# What the task asks:
In the data below, locate each line with the word "HAHAHAHA" and list it.

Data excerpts
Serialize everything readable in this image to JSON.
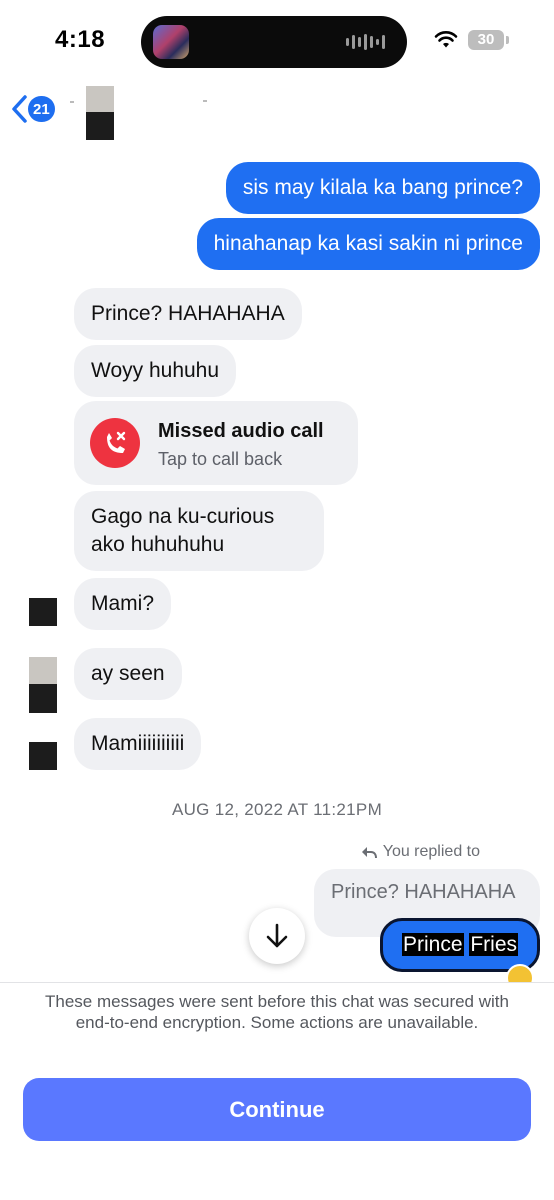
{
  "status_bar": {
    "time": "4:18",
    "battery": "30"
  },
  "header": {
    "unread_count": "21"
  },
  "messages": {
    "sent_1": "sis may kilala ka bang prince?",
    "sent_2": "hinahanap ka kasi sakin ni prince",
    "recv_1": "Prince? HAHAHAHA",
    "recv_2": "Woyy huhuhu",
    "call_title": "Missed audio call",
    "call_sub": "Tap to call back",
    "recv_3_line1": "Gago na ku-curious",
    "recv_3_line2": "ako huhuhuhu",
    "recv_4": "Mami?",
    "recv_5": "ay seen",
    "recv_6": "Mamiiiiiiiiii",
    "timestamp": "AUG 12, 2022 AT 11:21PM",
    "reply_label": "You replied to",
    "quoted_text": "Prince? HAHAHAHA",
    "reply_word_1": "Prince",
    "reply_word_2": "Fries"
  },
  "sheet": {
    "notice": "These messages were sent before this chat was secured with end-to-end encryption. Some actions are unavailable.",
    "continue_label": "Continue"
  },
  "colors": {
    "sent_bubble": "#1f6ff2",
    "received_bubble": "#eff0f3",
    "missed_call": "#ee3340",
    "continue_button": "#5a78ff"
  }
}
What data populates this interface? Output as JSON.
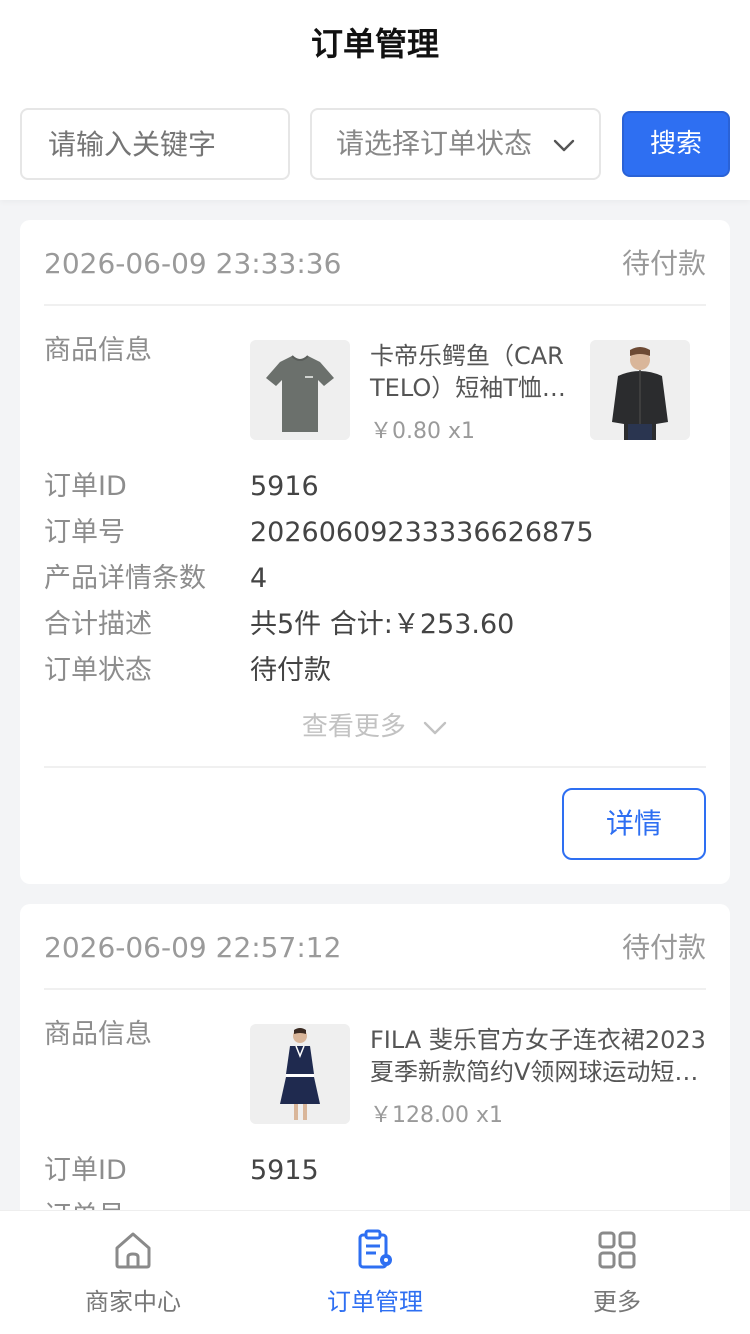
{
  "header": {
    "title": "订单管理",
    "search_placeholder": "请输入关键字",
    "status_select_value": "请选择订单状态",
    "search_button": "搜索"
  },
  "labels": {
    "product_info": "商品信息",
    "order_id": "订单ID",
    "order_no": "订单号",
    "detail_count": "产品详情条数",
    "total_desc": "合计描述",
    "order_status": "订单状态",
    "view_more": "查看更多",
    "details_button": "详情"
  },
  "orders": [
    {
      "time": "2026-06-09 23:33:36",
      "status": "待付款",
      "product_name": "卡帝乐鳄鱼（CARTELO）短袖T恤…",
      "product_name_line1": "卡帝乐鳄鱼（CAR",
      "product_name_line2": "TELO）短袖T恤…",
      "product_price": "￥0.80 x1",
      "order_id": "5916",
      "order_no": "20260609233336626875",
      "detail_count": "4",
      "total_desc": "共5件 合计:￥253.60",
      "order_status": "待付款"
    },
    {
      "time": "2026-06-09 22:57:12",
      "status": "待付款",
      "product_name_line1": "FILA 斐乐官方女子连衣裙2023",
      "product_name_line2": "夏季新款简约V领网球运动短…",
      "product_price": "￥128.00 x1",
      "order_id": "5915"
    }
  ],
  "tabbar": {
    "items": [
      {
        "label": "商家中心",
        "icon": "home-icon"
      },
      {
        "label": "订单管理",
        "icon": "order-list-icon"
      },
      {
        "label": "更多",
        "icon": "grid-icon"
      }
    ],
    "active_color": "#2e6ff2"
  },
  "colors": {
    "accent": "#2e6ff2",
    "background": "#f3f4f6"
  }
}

# Answer section:
    "recv_1": "Prince? HAHAHAHA",
    "quoted_text": "Prince? HAHAHAHA",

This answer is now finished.